And this judgment was drafted by Bishop Bruno's attorneys, so they have no one to blame for the lack of a specific date but themselves. That does not stop them, however, from reading in a specific date of their own:
We assume your client has made contingency plans for this eventuality, and is prepared to comply with the final judgment. Although the Diocese is entitled to immediate possession of the Property, it is willing to provide St. Luke's an additional period to vacate the Property in an orderly manner. To that end, we request your immediate confirmation that St. Luke's will vacate and release the Property to the Diocese by noon on Friday, September 25, 2009, and provide the full accounting required by the final judgment on or before September 29, 2009. Representatives of the Diocese will be present at noon on September 25, 2009, to take possession of the Property.
This is the kind of officious nonsense which makes people despise lawyers so much. They turn a judgment which has no definite date in it, and signed by a court which granted a stay of execution of the judgment which has not yet been lifted, into a monumental chicken-and-egg problem. For the judgment (which they drafted, remember) says expressly that the defendants are to render to the Diocese a full accounting of all the parish property from the date of its last parochial report to the date on which all such property "has been . . . fully accounted for." At the same time, that date is defined in the judgment to be the same date as of which all of the Parish's property has been "relinquished to the Diocese."

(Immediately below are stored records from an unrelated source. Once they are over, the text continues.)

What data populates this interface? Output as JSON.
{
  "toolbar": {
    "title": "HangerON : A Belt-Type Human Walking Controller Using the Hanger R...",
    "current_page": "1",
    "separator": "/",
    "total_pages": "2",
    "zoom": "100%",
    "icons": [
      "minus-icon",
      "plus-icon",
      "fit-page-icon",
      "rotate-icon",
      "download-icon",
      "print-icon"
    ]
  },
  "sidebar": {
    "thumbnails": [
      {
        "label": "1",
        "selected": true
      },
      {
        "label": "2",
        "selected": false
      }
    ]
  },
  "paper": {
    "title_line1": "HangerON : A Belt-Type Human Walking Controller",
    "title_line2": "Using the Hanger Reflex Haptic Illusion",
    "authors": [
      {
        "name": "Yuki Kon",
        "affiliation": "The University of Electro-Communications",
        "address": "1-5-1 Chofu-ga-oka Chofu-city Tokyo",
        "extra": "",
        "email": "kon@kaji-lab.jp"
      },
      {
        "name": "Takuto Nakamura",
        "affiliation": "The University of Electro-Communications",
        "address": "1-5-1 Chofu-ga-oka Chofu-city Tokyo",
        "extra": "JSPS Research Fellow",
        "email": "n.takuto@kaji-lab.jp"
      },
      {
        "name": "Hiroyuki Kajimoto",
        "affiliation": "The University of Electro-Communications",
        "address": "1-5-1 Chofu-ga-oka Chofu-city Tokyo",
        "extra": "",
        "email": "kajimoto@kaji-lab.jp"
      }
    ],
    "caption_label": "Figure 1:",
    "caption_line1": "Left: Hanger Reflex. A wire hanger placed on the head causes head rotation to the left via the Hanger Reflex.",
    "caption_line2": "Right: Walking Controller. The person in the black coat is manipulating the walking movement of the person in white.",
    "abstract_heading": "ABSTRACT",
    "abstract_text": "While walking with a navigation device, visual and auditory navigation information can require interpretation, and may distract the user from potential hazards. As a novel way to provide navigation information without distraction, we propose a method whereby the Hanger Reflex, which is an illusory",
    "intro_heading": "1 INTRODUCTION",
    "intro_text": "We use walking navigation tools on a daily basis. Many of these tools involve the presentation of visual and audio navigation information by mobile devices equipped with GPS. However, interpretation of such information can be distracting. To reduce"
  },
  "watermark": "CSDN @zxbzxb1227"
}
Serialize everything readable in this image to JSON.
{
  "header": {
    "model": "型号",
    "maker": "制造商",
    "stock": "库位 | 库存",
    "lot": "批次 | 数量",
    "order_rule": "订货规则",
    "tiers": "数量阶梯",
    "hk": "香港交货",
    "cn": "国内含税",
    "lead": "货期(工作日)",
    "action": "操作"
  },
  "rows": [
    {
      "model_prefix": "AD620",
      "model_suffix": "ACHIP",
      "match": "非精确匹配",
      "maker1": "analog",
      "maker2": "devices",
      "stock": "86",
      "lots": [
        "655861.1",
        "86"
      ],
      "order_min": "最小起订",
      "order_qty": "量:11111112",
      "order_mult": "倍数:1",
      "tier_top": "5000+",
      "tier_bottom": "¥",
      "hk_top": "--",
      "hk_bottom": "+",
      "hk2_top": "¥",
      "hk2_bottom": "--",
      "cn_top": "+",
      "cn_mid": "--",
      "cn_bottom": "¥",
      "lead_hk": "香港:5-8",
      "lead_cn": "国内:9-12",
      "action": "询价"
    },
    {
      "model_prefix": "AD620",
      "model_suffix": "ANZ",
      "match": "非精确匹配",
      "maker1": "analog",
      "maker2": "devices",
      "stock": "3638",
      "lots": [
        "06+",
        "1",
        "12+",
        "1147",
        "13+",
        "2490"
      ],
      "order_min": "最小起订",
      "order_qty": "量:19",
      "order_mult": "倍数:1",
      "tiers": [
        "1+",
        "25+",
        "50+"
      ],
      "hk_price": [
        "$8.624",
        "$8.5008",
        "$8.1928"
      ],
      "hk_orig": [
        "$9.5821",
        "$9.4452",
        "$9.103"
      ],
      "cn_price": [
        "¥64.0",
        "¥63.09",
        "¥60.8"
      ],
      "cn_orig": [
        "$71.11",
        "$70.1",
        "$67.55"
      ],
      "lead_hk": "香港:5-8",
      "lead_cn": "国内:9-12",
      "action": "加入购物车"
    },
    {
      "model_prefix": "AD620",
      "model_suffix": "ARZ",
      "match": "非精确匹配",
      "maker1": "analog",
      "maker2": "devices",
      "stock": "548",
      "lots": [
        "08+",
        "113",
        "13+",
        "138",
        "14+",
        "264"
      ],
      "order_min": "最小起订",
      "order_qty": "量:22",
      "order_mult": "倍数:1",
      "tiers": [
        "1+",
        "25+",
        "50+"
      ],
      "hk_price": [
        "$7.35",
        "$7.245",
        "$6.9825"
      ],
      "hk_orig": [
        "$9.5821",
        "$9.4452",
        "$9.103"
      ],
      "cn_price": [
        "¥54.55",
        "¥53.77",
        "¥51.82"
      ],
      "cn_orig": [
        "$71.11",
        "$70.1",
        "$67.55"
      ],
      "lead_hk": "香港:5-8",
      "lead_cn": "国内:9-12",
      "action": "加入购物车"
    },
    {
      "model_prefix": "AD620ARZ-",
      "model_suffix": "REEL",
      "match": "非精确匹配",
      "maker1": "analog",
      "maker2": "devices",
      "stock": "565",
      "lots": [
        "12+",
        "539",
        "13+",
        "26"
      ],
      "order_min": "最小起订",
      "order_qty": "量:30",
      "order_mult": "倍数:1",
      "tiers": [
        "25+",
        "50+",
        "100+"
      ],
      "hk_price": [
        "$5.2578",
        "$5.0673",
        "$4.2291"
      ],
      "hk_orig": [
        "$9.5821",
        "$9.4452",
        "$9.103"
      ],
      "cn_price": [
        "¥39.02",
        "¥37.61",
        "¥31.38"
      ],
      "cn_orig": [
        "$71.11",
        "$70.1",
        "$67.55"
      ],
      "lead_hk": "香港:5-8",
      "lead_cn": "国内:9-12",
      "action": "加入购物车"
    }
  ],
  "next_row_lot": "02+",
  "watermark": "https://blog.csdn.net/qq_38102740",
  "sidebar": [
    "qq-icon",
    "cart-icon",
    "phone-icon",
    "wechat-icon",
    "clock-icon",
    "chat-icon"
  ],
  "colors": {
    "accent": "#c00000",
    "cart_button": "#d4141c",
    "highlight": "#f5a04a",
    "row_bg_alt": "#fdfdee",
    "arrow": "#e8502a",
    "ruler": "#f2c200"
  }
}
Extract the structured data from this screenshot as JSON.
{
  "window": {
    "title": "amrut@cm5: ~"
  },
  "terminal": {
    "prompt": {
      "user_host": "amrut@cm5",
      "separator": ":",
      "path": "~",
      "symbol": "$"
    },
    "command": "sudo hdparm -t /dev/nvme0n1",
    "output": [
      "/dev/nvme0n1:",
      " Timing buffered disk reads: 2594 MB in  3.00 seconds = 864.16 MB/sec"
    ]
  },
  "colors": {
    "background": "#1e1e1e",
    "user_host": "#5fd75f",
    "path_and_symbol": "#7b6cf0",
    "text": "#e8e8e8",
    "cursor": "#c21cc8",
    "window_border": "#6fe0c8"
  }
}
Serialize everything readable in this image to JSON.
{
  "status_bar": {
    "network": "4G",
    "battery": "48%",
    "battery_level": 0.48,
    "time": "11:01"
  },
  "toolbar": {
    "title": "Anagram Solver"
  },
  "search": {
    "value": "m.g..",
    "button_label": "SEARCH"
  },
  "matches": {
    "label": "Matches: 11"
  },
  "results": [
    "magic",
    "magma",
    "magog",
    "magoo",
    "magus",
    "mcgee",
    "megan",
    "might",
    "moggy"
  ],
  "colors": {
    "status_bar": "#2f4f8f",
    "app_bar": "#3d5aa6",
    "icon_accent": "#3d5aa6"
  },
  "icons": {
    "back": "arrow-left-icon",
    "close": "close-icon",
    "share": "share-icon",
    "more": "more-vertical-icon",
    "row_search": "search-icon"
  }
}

So the attorneys for Bishop Bruno simply invent a requirement, under the threat of "further proceedings", that St. Luke's vacate its property by noon today, and then account to the Diocese for all of the property as of that time some four days later. The problem is that there is nothing in the judgment itself which allows the attorneys to set such a timetable before the trial court lifts its stay.

When a court imposes a stay, it expires in accordance with the terms set by the court, and not as the attorneys may wish to have it expire. I do not have access to the language of the stay, but if it had expired by now under its own terms, I would have expected Bishop Bruno's attorneys to point out that fact in their letter. Instead, they never even mention the stay.

I recall that the Diocese of Central New York showed a similar charity toward the Reverend Matt Kennedy and his spouse, the Reverend Anne Kennedy, when the decision awarding their parish's property to the Diocese became final as well. What we have here are two examples of the Episcopal Church (USA) showing its true philosophy of "inclusiveness" and Christian fellowship: "with malice toward some, and charity for a few", it's "Katy, bar the door" for the rest.

No comments:

Post a Comment